New data show China’s real estate crash could be happening now
From Patrick Chovanec:
As a prelude to a broader analysis of China’s GDP, and the accuracy of its official GDP figures, I want to start by examining the national real estate statistics for the first four months of 2012. This discussion feeds into the broader GDP picture, but the property story that has been unfolding is important and interesting enough to be worth taking a close look at on its own.
Getting an accurate view of the property sector is complicated by the fact that neither the official price index, nor the Soufun price index, nor the average price/square meter that can be calculated from the investment numbers seem to track very well with each other or with point-of-sale impressions of steep developer discounts over the past eight months.
Developers and local governments also enjoy a great deal of discretion in deciding what to count as a “start” or a “completion.” Monthly data releases are never revised, which often gives rise to huge corrections that are simply lumped into the end-year December data release, giving a distorted impression of how trends are unfolding (so, for instance, the 19% drop in property starts in December 2011 probably wasn’t as sudden as it appears, and more likely reflected an unreported decline spread over several preceding months).

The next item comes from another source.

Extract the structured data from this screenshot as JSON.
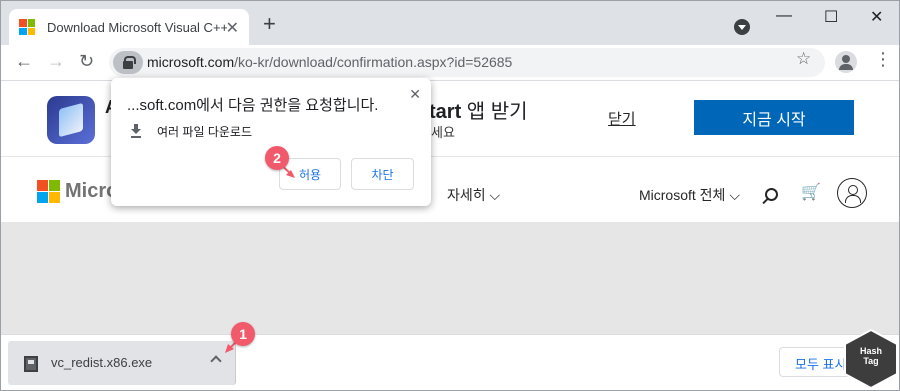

All that being said, I’m seeing some rather striking patterns in the data that tell us two main things…